Sailing first appeared as a Paralympic demonstration sport at Atlanta 1996 before being included as a full medal sport for Sydney 2000. The 2.4mR and Sonar were the two classes contested in Australia with 15 entries in the Sonar and 17 in the 2.4mR.
In Athens 2004 the same classes were contested this time the Sonar attracting 15 entries and 16 sailors competing in the 2.4mR.
Beijing 2008 saw the introduction of a third class – the SKUD 18 – and a record entry of 80 athletes sailing in 41 boats from across 25 nations.
16 x 2.4mR
- 11 x SKUD
- 14 x Sonar
Internationally sailing for disabled people began in the 1980s. The first International Handicap Trophy Regatta was officially recognised and held in Switzerland and subsequent regattas with that name were held in Germany, the Netherlands, France and again in the Netherlands.
In 1988 the International Handicap Sailing Committee (IHSC) was established. IHSC organised regattas, provided a forum for exchanging information and acted as a medium for promoting sailing for disabled people.
In 1990 disabled sailing for recognised by the International Disabled Sports Organisations when it was included in the World Games for the Disabled held in Assen in the Netherlands.
A year later IHSC was recognised by the world sailing body, then the International Yacht Racing Union (IYRU) and the first IYRU World Disabled Sailing Championship was held in Nyon, Switzerland.

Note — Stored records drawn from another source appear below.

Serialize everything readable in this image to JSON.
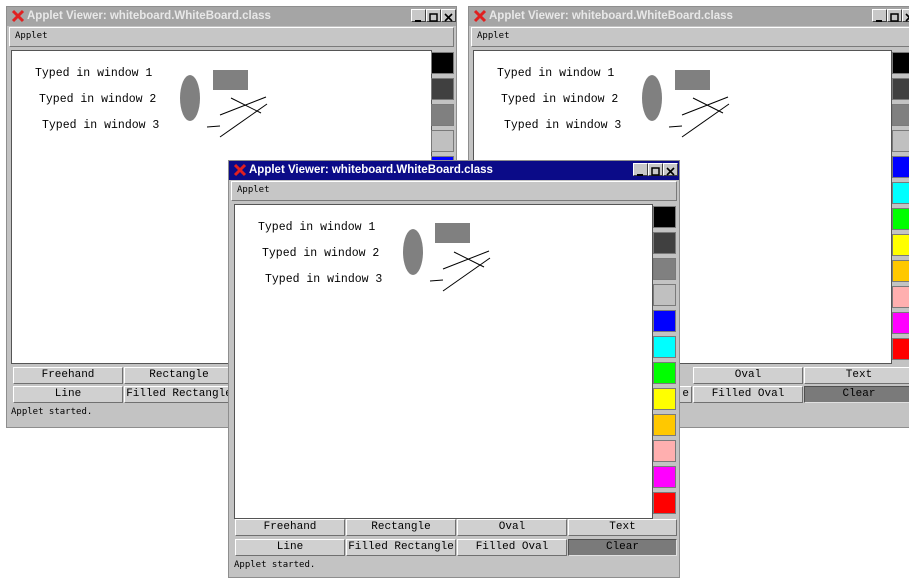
{
  "window_title": "Applet Viewer: whiteboard.WhiteBoard.class",
  "menu_label": "Applet",
  "status_text": "Applet started.",
  "canvas_texts": [
    "Typed in window 1",
    "Typed in window 2",
    "Typed in window 3"
  ],
  "tools": {
    "freehand": "Freehand",
    "rectangle": "Rectangle",
    "oval": "Oval",
    "text": "Text",
    "line": "Line",
    "filled_rectangle": "Filled Rectangle",
    "filled_oval": "Filled Oval",
    "clear": "Clear"
  },
  "right_window_partial_label": "e",
  "palette_colors": [
    "#000000",
    "#404040",
    "#808080",
    "#c0c0c0",
    "#0000ff",
    "#00ffff",
    "#00ff00",
    "#ffff00",
    "#ffc800",
    "#ffafaf",
    "#ff00ff",
    "#ff0000"
  ],
  "shape_color": "#808080",
  "active_title_color": "#0b0b88",
  "inactive_title_color": "#a5a5a5"
}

Later in 1991 IHSC took on its current name of the International Foundation for Disabled Sailing (IFDS). In 1992 the IFDS constitution was formally adopted and the IFDS World Disabled Sailing Championship was sailed in Spain, alongside, but not part of, the Barcelona Paralympics.
Since 1992 numerous regional, international and world championships have been organised under the IFDS banner in locations such as Spain, the USA Greece, Italy, China and Australia. Equipment has included multihulls as well as monohulls. All kinds and levels of disability are reflected in the competitors, including persons with visual impairments and very severely disabled sailors.

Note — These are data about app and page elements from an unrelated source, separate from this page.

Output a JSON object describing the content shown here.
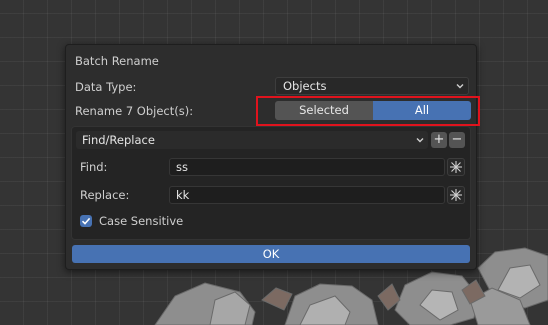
{
  "dialog": {
    "title": "Batch Rename",
    "data_type_label": "Data Type:",
    "data_type_value": "Objects",
    "rename_label": "Rename 7 Object(s):",
    "scope": {
      "options": [
        "Selected",
        "All"
      ],
      "selected": "All"
    },
    "action": {
      "type_value": "Find/Replace",
      "find_label": "Find:",
      "find_value": "ss",
      "replace_label": "Replace:",
      "replace_value": "kk",
      "case_sensitive_label": "Case Sensitive",
      "case_sensitive_checked": true,
      "add_symbol": "+",
      "remove_symbol": "−"
    },
    "ok_label": "OK"
  },
  "colors": {
    "accent": "#4772b3",
    "highlight_box": "#e0131d",
    "dialog_bg": "#2d2d2d"
  },
  "icons": [
    "chevron-down-icon",
    "eyedropper-icon",
    "checkmark-icon",
    "plus-icon",
    "minus-icon"
  ]
}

The first Paralympic sailing demonstration regatta took place at Atlanta 1996. In the Sonar (plus reserve), the gold medal was won by the British crew of Andy Cassell, Kevin Curtis, Tony Downs and Ian Harrison.

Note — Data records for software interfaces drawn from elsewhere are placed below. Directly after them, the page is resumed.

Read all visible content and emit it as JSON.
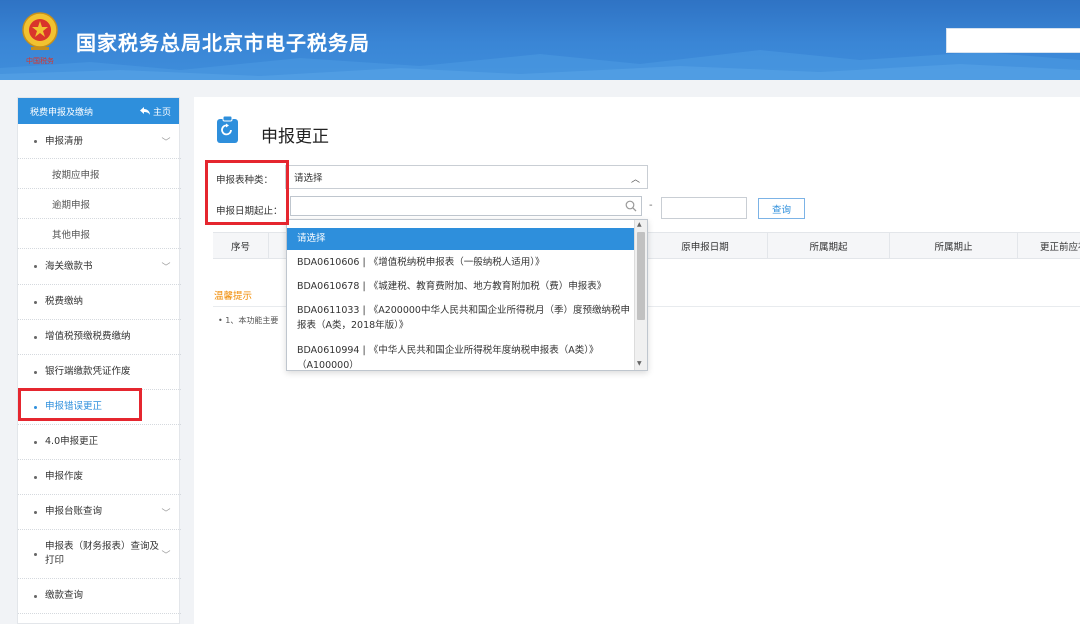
{
  "header": {
    "site_title": "国家税务总局北京市电子税务局",
    "emblem_text": "中国税务"
  },
  "sidebar": {
    "heading": "税费申报及缴纳",
    "home_label": "主页",
    "items": [
      {
        "label": "申报清册",
        "has_chevron": true
      },
      {
        "label": "按期应申报",
        "sub": true
      },
      {
        "label": "逾期申报",
        "sub": true
      },
      {
        "label": "其他申报",
        "sub": true
      },
      {
        "label": "海关缴款书",
        "has_chevron": true
      },
      {
        "label": "税费缴纳"
      },
      {
        "label": "增值税预缴税费缴纳"
      },
      {
        "label": "银行端缴款凭证作废"
      },
      {
        "label": "申报错误更正",
        "active": true
      },
      {
        "label": "4.0申报更正"
      },
      {
        "label": "申报作废"
      },
      {
        "label": "申报台账查询",
        "has_chevron": true
      },
      {
        "label": "申报表（财务报表）查询及打印",
        "has_chevron": true
      },
      {
        "label": "缴款查询"
      }
    ]
  },
  "main": {
    "page_title": "申报更正",
    "form": {
      "type_label": "申报表种类：",
      "type_value": "请选择",
      "date_label": "申报日期起止：",
      "date_separator": "-",
      "query_button": "查询"
    },
    "table_headers": [
      "序号",
      "原申报日期",
      "所属期起",
      "所属期止",
      "更正前应补退金额"
    ],
    "tip_title": "温馨提示",
    "tip_text": "• 1、本功能主要"
  },
  "dropdown": {
    "options": [
      "请选择",
      "BDA0610606 | 《增值税纳税申报表（一般纳税人适用）》",
      "BDA0610678 | 《城建税、教育费附加、地方教育附加税（费）申报表》",
      "BDA0611033 | 《A200000中华人民共和国企业所得税月（季）度预缴纳税申报表（A类，2018年版）》",
      "BDA0610994 | 《中华人民共和国企业所得税年度纳税申报表（A类）》（A100000）"
    ],
    "selected_index": 0
  },
  "colors": {
    "brand_blue": "#2e8fdc",
    "highlight_red": "#e5262f",
    "tip_orange": "#f08a00"
  }
}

After sailing had been formally contested as a full Paralympic sport in Sydney and Athens, in 2004 the IFDS applied to the International Paralympic Committee (IPC) for an additional Paralympic classes event specifically for severely disabled sailors. The inclusion of a third event – the SKUD – for Beijing 2008 was approved by the IPC in 2005, providing the current, line-up of classes.
In 2012 Great Britain won their first ever Paralympic medal. Helena Lucas, the only women in the open 2.4mR class won gold, Alexandra Rickham and Niki Birrell followed this up with bronze in the SKUD.
In 2014 IFDS merged with World Sailing to create the Para World Sailing Committee. At the start of 2015 the IPC announced the sailing would not be part of the 2020 Paralympic Games, World Sailing have been working to reverse this decision for 2020 and beyond.